Associative learning is a type of learning where two unrelated elements (e.g. objects, sights, sounds, ideas and/or behaviours) are linked together in our brain through a process known as conditioning. Associative learning is something that all humans and animals do naturally. By linking elements together and creating a web of different connections, we build our memory and deepen our understanding of the world around us. If we didn’t do this, we wouldn’t be able to remember even the most basic things, like how to get to the local shop or that we don’t like certain foods.

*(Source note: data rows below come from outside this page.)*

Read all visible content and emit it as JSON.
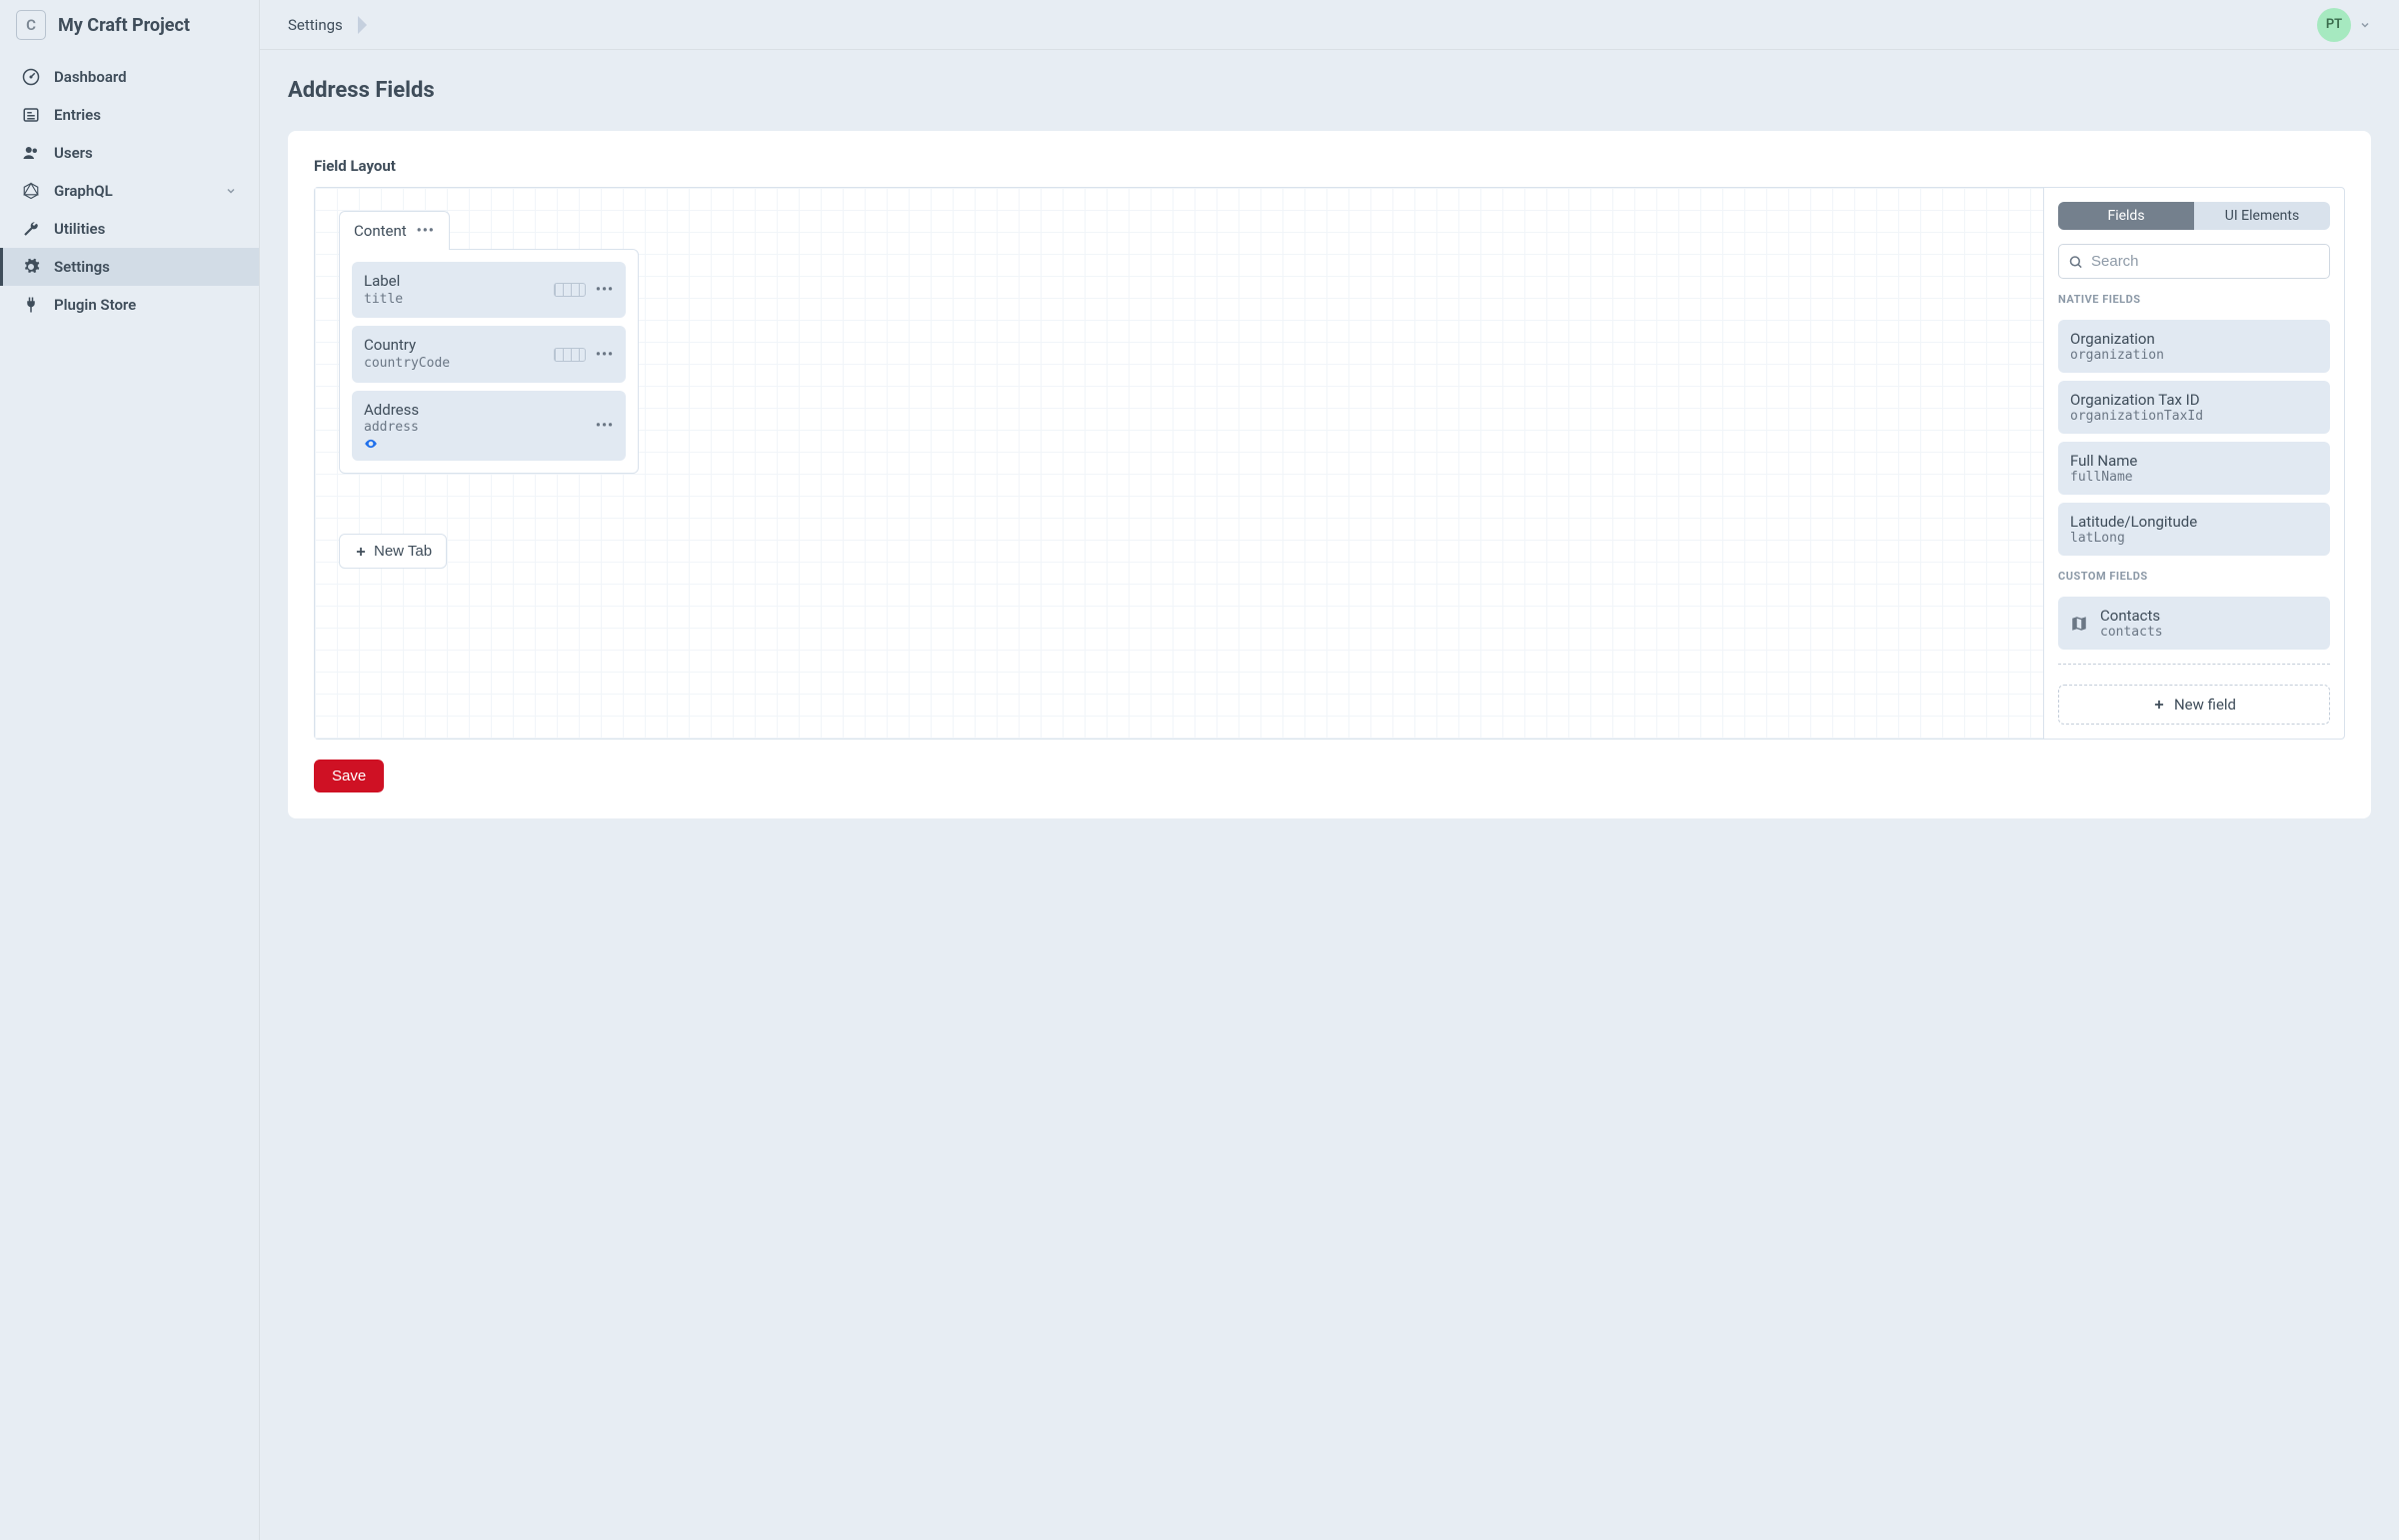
{
  "app": {
    "logo_letter": "C",
    "project_name": "My Craft Project"
  },
  "sidebar": {
    "items": [
      {
        "label": "Dashboard",
        "icon": "gauge-icon"
      },
      {
        "label": "Entries",
        "icon": "newspaper-icon"
      },
      {
        "label": "Users",
        "icon": "users-icon"
      },
      {
        "label": "GraphQL",
        "icon": "graphql-icon",
        "chevron": true
      },
      {
        "label": "Utilities",
        "icon": "wrench-icon"
      },
      {
        "label": "Settings",
        "icon": "gear-icon",
        "active": true
      },
      {
        "label": "Plugin Store",
        "icon": "plug-icon"
      }
    ]
  },
  "header": {
    "breadcrumb": "Settings",
    "user_initials": "PT"
  },
  "page": {
    "title": "Address Fields",
    "panel_heading": "Field Layout",
    "tab": {
      "name": "Content",
      "fields": [
        {
          "label": "Label",
          "handle": "title",
          "has_width": true,
          "has_eye": false
        },
        {
          "label": "Country",
          "handle": "countryCode",
          "has_width": true,
          "has_eye": false
        },
        {
          "label": "Address",
          "handle": "address",
          "has_width": false,
          "has_eye": true
        }
      ]
    },
    "new_tab_label": "New Tab",
    "save_label": "Save"
  },
  "field_library": {
    "tabs": {
      "fields": "Fields",
      "ui": "UI Elements"
    },
    "search_placeholder": "Search",
    "native_label": "NATIVE FIELDS",
    "native": [
      {
        "label": "Organization",
        "handle": "organization"
      },
      {
        "label": "Organization Tax ID",
        "handle": "organizationTaxId"
      },
      {
        "label": "Full Name",
        "handle": "fullName"
      },
      {
        "label": "Latitude/Longitude",
        "handle": "latLong"
      }
    ],
    "custom_label": "CUSTOM FIELDS",
    "custom": [
      {
        "label": "Contacts",
        "handle": "contacts",
        "icon": "map-icon"
      }
    ],
    "new_field_label": "New field"
  }
}
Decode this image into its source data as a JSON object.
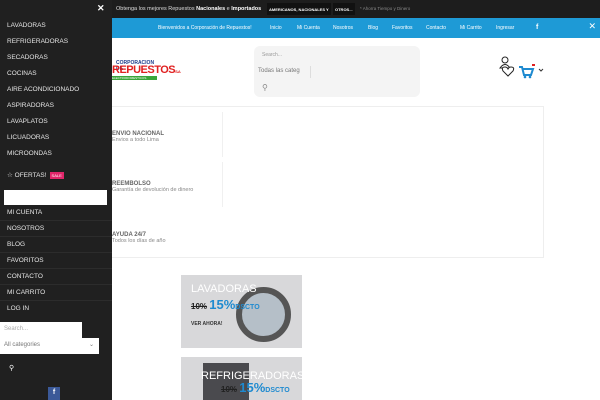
{
  "topbar": {
    "msg_pre": "Obtenga los mejores Repuestos ",
    "msg_b1": "Nacionales",
    "msg_mid": " e ",
    "msg_b2": "Importados",
    "pill1": "AMERICANOS, NACIONALES Y",
    "pill2": "OTROS...",
    "note": "* Ahorra Tiempo y Dinero"
  },
  "nav": {
    "welcome": "Bienvenidos a Corporación de Repuestos!",
    "items": [
      "Inicio",
      "Mi Cuenta",
      "Nosotros",
      "Blog",
      "Favoritos",
      "Contacto",
      "Mi Carrito",
      "Ingresar"
    ],
    "fb": "f",
    "close": "✕"
  },
  "logo": {
    "l1": "CORPORACION DE",
    "l2": "REPUESTOS",
    "l2b": "S.A",
    "l3": "ELECTRODOMESTICOS"
  },
  "search": {
    "placeholder": "Search...",
    "category": "Todas las categ"
  },
  "features": [
    {
      "title": "ENVIO NACIONAL",
      "sub": "Envios a todo Lima"
    },
    {
      "title": "REEMBOLSO",
      "sub": "Garantía de devolución de dinero"
    },
    {
      "title": "AYUDA 24/7",
      "sub": "Todos los días de año"
    }
  ],
  "banners": [
    {
      "title": "LAVADORAS",
      "old": "10%",
      "pct": "15%",
      "dscto": "DSCTO",
      "cta": "VER AHORA!"
    },
    {
      "title": "REFRIGERADORAS",
      "old": "10%",
      "pct": "15%",
      "dscto": "DSCTO"
    }
  ],
  "sidebar": {
    "close": "✕",
    "categories": [
      "LAVADORAS",
      "REFRIGERADORAS",
      "SECADORAS",
      "COCINAS",
      "AIRE ACONDICIONADO",
      "ASPIRADORAS",
      "LAVAPLATOS",
      "LICUADORAS",
      "MICROONDAS"
    ],
    "ofertas": "OFERTAS!",
    "sale": "SALE",
    "links": [
      "MI CUENTA",
      "NOSOTROS",
      "BLOG",
      "FAVORITOS",
      "CONTACTO",
      "MI CARRITO",
      "LOG IN"
    ],
    "search_placeholder": "Search...",
    "select": "All categories",
    "fb": "f"
  }
}
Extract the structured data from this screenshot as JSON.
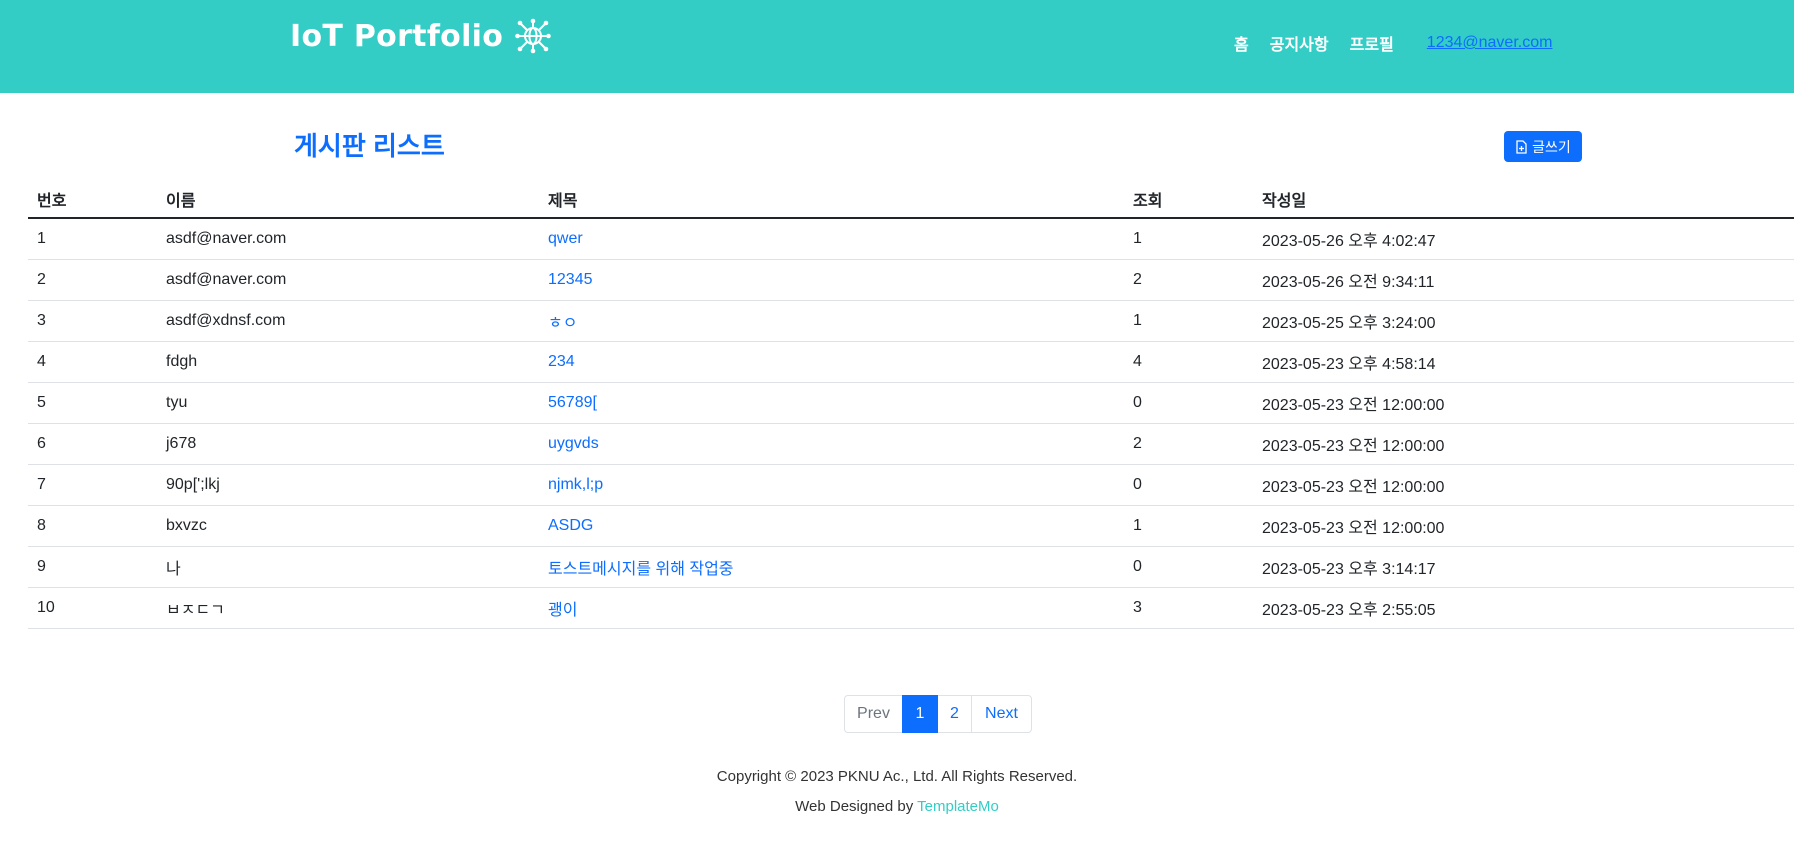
{
  "header": {
    "brand": "IoT Portfolio",
    "brand_icon": "globe-network-icon",
    "nav": [
      "홈",
      "공지사항",
      "프로필"
    ],
    "user_email": "1234@naver.com",
    "bg_color": "#33cdc6"
  },
  "board": {
    "title": "게시판 리스트",
    "write_label": "글쓰기",
    "write_icon": "file-plus-icon",
    "columns": [
      "번호",
      "이름",
      "제목",
      "조회",
      "작성일"
    ],
    "rows": [
      [
        "1",
        "asdf@naver.com",
        "qwer",
        "1",
        "2023-05-26 오후 4:02:47"
      ],
      [
        "2",
        "asdf@naver.com",
        "12345",
        "2",
        "2023-05-26 오전 9:34:11"
      ],
      [
        "3",
        "asdf@xdnsf.com",
        "ㅎㅇ",
        "1",
        "2023-05-25 오후 3:24:00"
      ],
      [
        "4",
        "fdgh",
        "234",
        "4",
        "2023-05-23 오후 4:58:14"
      ],
      [
        "5",
        "tyu",
        "56789[",
        "0",
        "2023-05-23 오전 12:00:00"
      ],
      [
        "6",
        "j678",
        "uygvds",
        "2",
        "2023-05-23 오전 12:00:00"
      ],
      [
        "7",
        "90p[';lkj",
        "njmk,l;p",
        "0",
        "2023-05-23 오전 12:00:00"
      ],
      [
        "8",
        "bxvzc",
        "ASDG",
        "1",
        "2023-05-23 오전 12:00:00"
      ],
      [
        "9",
        "나",
        "토스트메시지를 위해 작업중",
        "0",
        "2023-05-23 오후 3:14:17"
      ],
      [
        "10",
        "ㅂㅈㄷㄱ",
        "괭이",
        "3",
        "2023-05-23 오후 2:55:05"
      ]
    ]
  },
  "pagination": {
    "prev": "Prev",
    "pages": [
      "1",
      "2"
    ],
    "current": "1",
    "next": "Next"
  },
  "footer": {
    "copyright": "Copyright © 2023 PKNU Ac., Ltd. All Rights Reserved.",
    "designed_by": "Web Designed by",
    "credit": "TemplateMo"
  },
  "colors": {
    "accent": "#0d6efd",
    "brand": "#33cdc6"
  }
}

A Desired Difficulty is a learning task that requires significant but desired effort, thereby improving long-term performance. It is also described as a level of learning achieved through a sequence of learning tasks and feedback that leads to improved learning and transfer. Desirable difficulty is thus the name given to a set of pedagogical practices that make learning more challenging but also more effective. These approaches may feel hard, but evidence shows that they can lead to effective learning. Students are under a lot of pressure to do well in exams, and to do so they need to learn large amounts of information. To support the learning process, teachers may be tempted to make learning activities as simple as possible to reduce the effort required from learners. However, research shows that this can be counterproductive. Incidentally, the term desirable difficulty was coined by cognitive psychologist Robert Bjork and describes the counterintuitive concept that there are learning methods that feel less effective and lead to more errors during the learning process, but lead to better performance in the long run. Spacing is one such desirable difficulty that aims to increase the amount of information to be learned. Instead of repeating the same material one after the other, learning is spread over a longer period of time. For example, instead of learning information on a topic three times in a row, a spacing approach involves learning that information for the same total length of time, but with breaks in between.
By the way, there is a second SAAD method of learning!